Phoenix’s previous hit roles include Ridley Scott’s 2000 epic “Gladiator,” M. Night Shyamalan’s “Signs” and “The Village” respectively, and Spike Jonze’s 2013 sci-fi love story “Her.” Phoenix went on a hiatus after his 2010 rap mockumentary “I’m Still Here” failed to make any impact or receive any acclaim from critics. He returned in 2012 and has since starred in ten feature films.

The importance of “You Were Never Really Here” in addition to Phoenix’s acting resume provides a more complex, sensitive role than he has played in the past. While he did sappily fall in love with his computer in “Her” and play another WWII vet in “The Master,” neither shed insight on the scope of his true abilities.

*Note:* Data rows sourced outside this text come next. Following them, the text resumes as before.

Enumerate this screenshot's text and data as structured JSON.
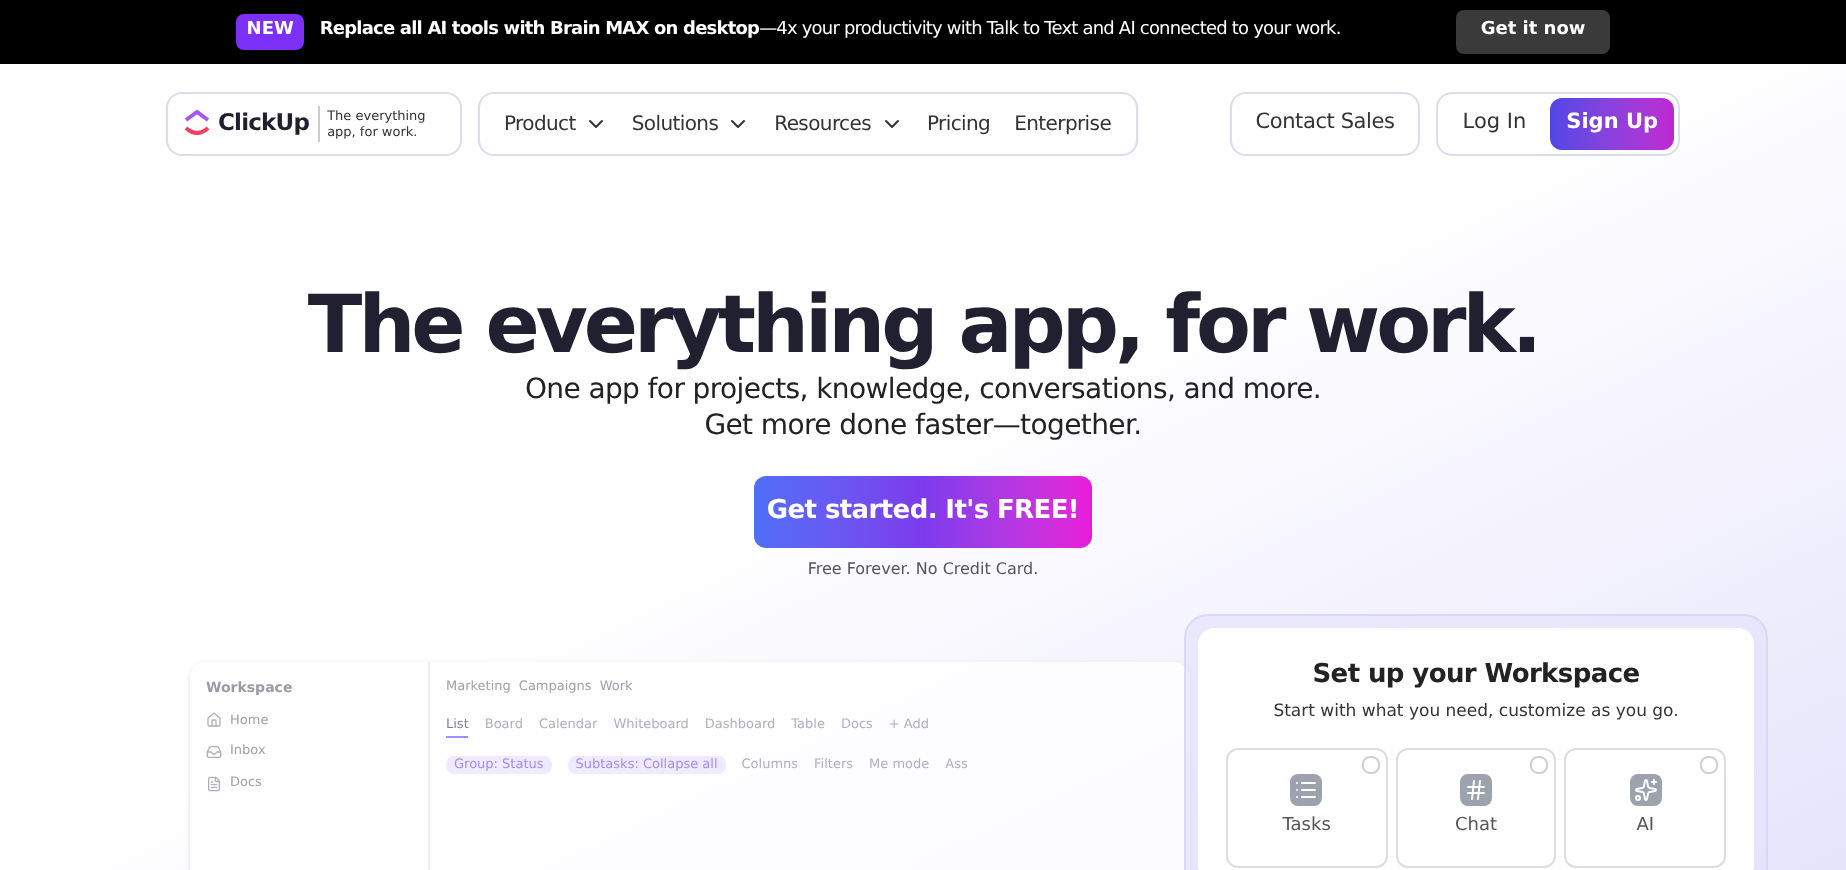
{
  "promo": {
    "badge": "NEW",
    "text": "**Replace all AI tools with Brain MAX on desktop**—4x your productivity with Talk to Text and AI connected to your work.",
    "button": "Get it now"
  },
  "nav": {
    "logo": "ClickUp",
    "tagline": "The everything app, for work.",
    "items": [
      {
        "label": "Product",
        "dropdown": true
      },
      {
        "label": "Solutions",
        "dropdown": true
      },
      {
        "label": "Resources",
        "dropdown": true
      },
      {
        "label": "Pricing",
        "dropdown": false
      },
      {
        "label": "Enterprise",
        "dropdown": false
      }
    ],
    "contact": "Contact Sales",
    "login": "Log In",
    "signup": "Sign Up"
  },
  "hero": {
    "title": "The everything app, for work.",
    "subtitle": [
      "One app for projects, knowledge, conversations, and more.",
      "Get more done faster—together."
    ],
    "cta": "Get started. It's FREE!",
    "note": "Free Forever. No Credit Card."
  },
  "preview": {
    "workspace": "Workspace",
    "sidebar": [
      "Home",
      "Inbox",
      "Docs"
    ],
    "breadcrumb": [
      "Marketing",
      "Campaigns",
      "Work"
    ],
    "views": [
      {
        "label": "List",
        "selected": true
      },
      {
        "label": "Board",
        "selected": false
      },
      {
        "label": "Calendar",
        "selected": false
      },
      {
        "label": "Whiteboard",
        "selected": false
      },
      {
        "label": "Dashboard",
        "selected": false
      },
      {
        "label": "Table",
        "selected": false
      },
      {
        "label": "Docs",
        "selected": false
      },
      {
        "label": "+ Add",
        "selected": false
      }
    ],
    "chips": [
      "Group: Status",
      "Subtasks: Collapse all"
    ],
    "tools": [
      "Columns",
      "Filters",
      "Me mode",
      "Ass"
    ]
  },
  "setup": {
    "title": "Set up your Workspace",
    "subtitle": "Start with what you need, customize as you go.",
    "options": [
      {
        "label": "Tasks",
        "kind": "tasks",
        "checked": false
      },
      {
        "label": "Chat",
        "kind": "chat",
        "checked": false
      },
      {
        "label": "AI",
        "kind": "ai",
        "checked": false
      }
    ]
  }
}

By playing Joe, Phoenix sheds his skin and underwent not only a buffing of his physical appearance, but also stripped down to his bare emotional spectrum to understand the delicacy in which to play hitman Joe. More than just a hitman, he plays a savior to these young girls enslaved in the sex trade whilst remaining brawny and vulnerable, achieving a complexity unpracticed by most Hollywood heavyweights.

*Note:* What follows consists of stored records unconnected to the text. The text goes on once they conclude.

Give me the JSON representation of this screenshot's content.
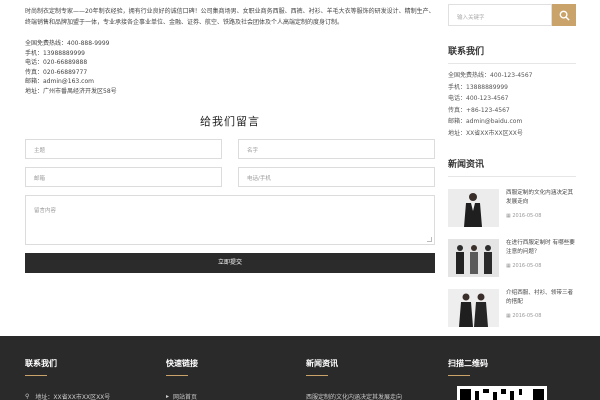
{
  "intro": "时尚制衣定制专家——20年制衣经验，拥有行业良好的诚信口碑！公司集商场男、女职业商务西服、西裤、衬衫、羊毛大衣等服饰的研发设计、精制生产、终端销售和品牌加盟于一体，专业承接各企事业单位、金融、证券、航空、铁路及社会团体及个人高端定制的度身订制。",
  "contacts": [
    "全国免费热线：400-888-9999",
    "手机：13988889999",
    "电话：020-66889888",
    "传真：020-66889777",
    "邮箱：admin@163.com",
    "地址：广州市番禺经济开发区58号"
  ],
  "form": {
    "title": "给我们留言",
    "name_placeholder": "主题",
    "contact_placeholder": "名字",
    "email_placeholder": "邮箱",
    "phone_placeholder": "电话/手机",
    "message_placeholder": "留言内容",
    "submit_label": "立即提交"
  },
  "sidebar": {
    "search_placeholder": "输入关键字",
    "contact_heading": "联系我们",
    "contacts": [
      "全国免费热线：400-123-4567",
      "手机：13888889999",
      "电话：400-123-4567",
      "传真：+86-123-4567",
      "邮箱：admin@baidu.com",
      "地址：XX省XX市XX区XX号"
    ],
    "news_heading": "新闻资讯",
    "news": [
      {
        "title": "西服定制的文化内涵决定其发展走向",
        "date": "2016-05-08"
      },
      {
        "title": "在进行西服定制时 有哪些要注意的问题？",
        "date": "2016-05-08"
      },
      {
        "title": "介绍西服、衬衫、领带三者的搭配",
        "date": "2016-05-08"
      }
    ]
  },
  "footer": {
    "col1_title": "联系我们",
    "col1_line": "地址：XX省XX市XX区XX号",
    "col2_title": "快速链接",
    "col2_line": "网站首页",
    "col3_title": "新闻资讯",
    "col3_line": "西服定制的文化内涵决定其发展走向",
    "col4_title": "扫描二维码"
  },
  "colors": {
    "accent": "#c9a36a",
    "footer_bg": "#2a2a2a",
    "button_bg": "#2b2b2b"
  }
}
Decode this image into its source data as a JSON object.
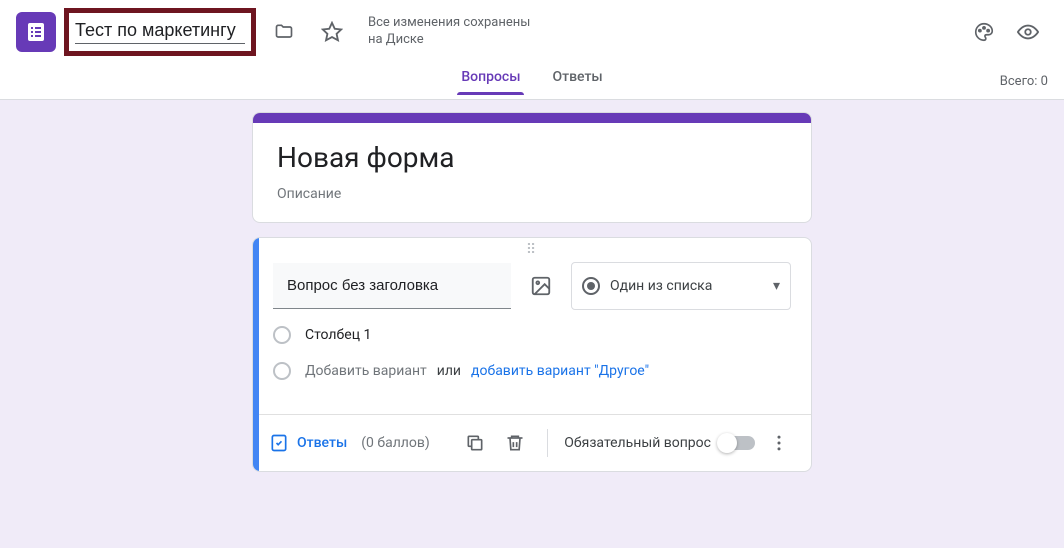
{
  "header": {
    "form_title": "Тест по маркетингу",
    "save_status": "Все изменения сохранены на Диске"
  },
  "tabs": {
    "questions": "Вопросы",
    "responses": "Ответы",
    "total_label": "Всего: 0"
  },
  "title_card": {
    "title": "Новая форма",
    "description": "Описание"
  },
  "question_card": {
    "question_text": "Вопрос без заголовка",
    "type_label": "Один из списка",
    "options": [
      {
        "label": "Столбец 1"
      }
    ],
    "add_option": "Добавить вариант",
    "or": "или",
    "add_other": "добавить вариант \"Другое\"",
    "answer_key": "Ответы",
    "points": "(0 баллов)",
    "required_label": "Обязательный вопрос"
  }
}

Is Youtube Premium on its Way to Dominate Streaming?

Youtube’s venture into premium digital streaming which debuted in 2014 with just music has recently rebranded itself in late June 2018 under a new name, Youtube Premium. Formerly Youtube Red, the service offers ad-free viewing of typical Youtube videos as well as the ability to download content offline for later viewing, access to Google Play Music and exclusive, original series and films.

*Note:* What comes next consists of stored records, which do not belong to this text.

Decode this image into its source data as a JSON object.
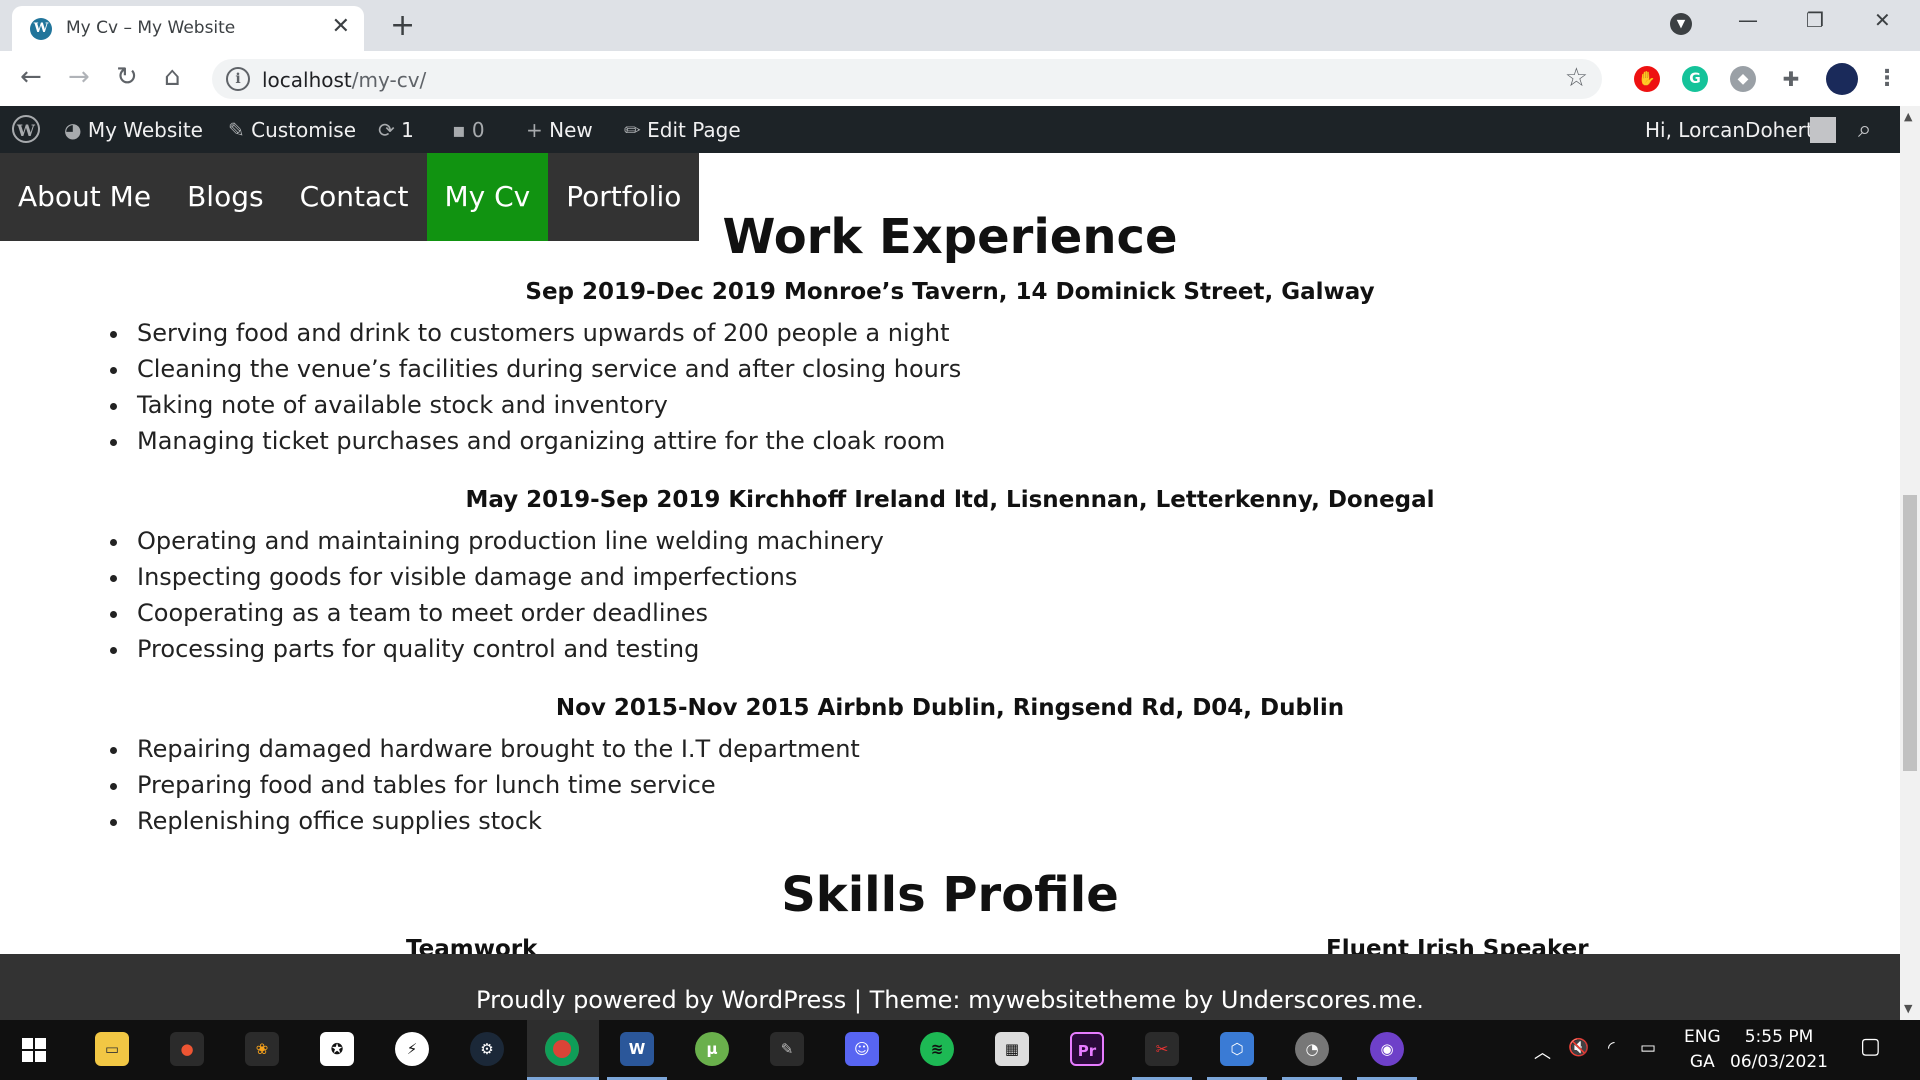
{
  "browser": {
    "tab_title": "My Cv – My Website",
    "url_host": "localhost",
    "url_path": "/my-cv/"
  },
  "admin_bar": {
    "site_name": "My Website",
    "customise": "Customise",
    "updates_count": "1",
    "comments_count": "0",
    "new_label": "New",
    "edit_page": "Edit Page",
    "greeting": "Hi, LorcanDoherty"
  },
  "nav": {
    "items": [
      "About Me",
      "Blogs",
      "Contact",
      "My Cv",
      "Portfolio"
    ],
    "active": "My Cv",
    "active_color": "#119311"
  },
  "work": {
    "heading": "Work Experience",
    "jobs": [
      {
        "title": "Sep 2019-Dec 2019 Monroe’s Tavern, 14 Dominick Street, Galway",
        "duties": [
          "Serving food and drink to customers upwards of 200 people a night",
          "Cleaning the venue’s facilities during service and after closing hours",
          "Taking note of available stock and inventory",
          "Managing ticket purchases and organizing attire for the cloak room"
        ]
      },
      {
        "title": "May 2019-Sep 2019 Kirchhoff Ireland ltd, Lisnennan, Letterkenny, Donegal",
        "duties": [
          "Operating and maintaining production line welding machinery",
          "Inspecting goods for visible damage and imperfections",
          "Cooperating as a team to meet order deadlines",
          "Processing parts for quality control and testing"
        ]
      },
      {
        "title": "Nov 2015-Nov 2015 Airbnb Dublin, Ringsend Rd, D04, Dublin",
        "duties": [
          "Repairing damaged hardware brought to the I.T department",
          "Preparing food and tables for lunch time service",
          "Replenishing office supplies stock"
        ]
      }
    ]
  },
  "skills": {
    "heading": "Skills Profile",
    "left": "Teamwork",
    "right": "Fluent Irish Speaker"
  },
  "footer": {
    "text": "Proudly powered by WordPress | Theme: mywebsitetheme by Underscores.me."
  },
  "taskbar": {
    "language": "ENG",
    "region": "GA",
    "time": "5:55 PM",
    "date": "06/03/2021"
  }
}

The service costs $11.99 a month, not bad compared to Hulu’s $7.99 programming that includes commercial interruptions and Netflix’s $8 standard definition streaming.

Youtube itself ranks in 1.5 billion viewers a month to its platform, meaning a staggering 20% of the world population is tuning in. By capitalizing on this huge audience, Youtube is attracting more viewers to their site with their new unique programming.

Youtube Premium is available in 17 countries and hosts 62 original television series, films, and programs ranging in genre from drama to comedy to documentary mainly attracting the millennial audience. Big hits from the service thus far include documentaries with singers Katy Perry and Demi Lovato as well as transgender internet personality Gigi Gorgeous, a 2016 reality competition series hosted by Youtuber Joey Graceffa titled “Escape the Night,” and drama series “Impulse” which has an impressive 100% fresh score on Rotten Tomatoes. It has 15 more projects in the works for the upcoming future.

“Cobra Kai,” their spin on the “Karate Kid” franchise, received more buzz during its release than Netflix teen favorite “13 Reasons Why” did, making it Youtube Premium’s highest rating series ever.

Netflix has 125 million subscribers as of April 2018 and Hulu has 54 million. Youtube Red had 1.5 million by summer 2016 and has yet to disclose new statistics.

Youtube seems very serious about producing their own original television and films and it’s only due time until they join the ranks of marketing monoliths like Netflix.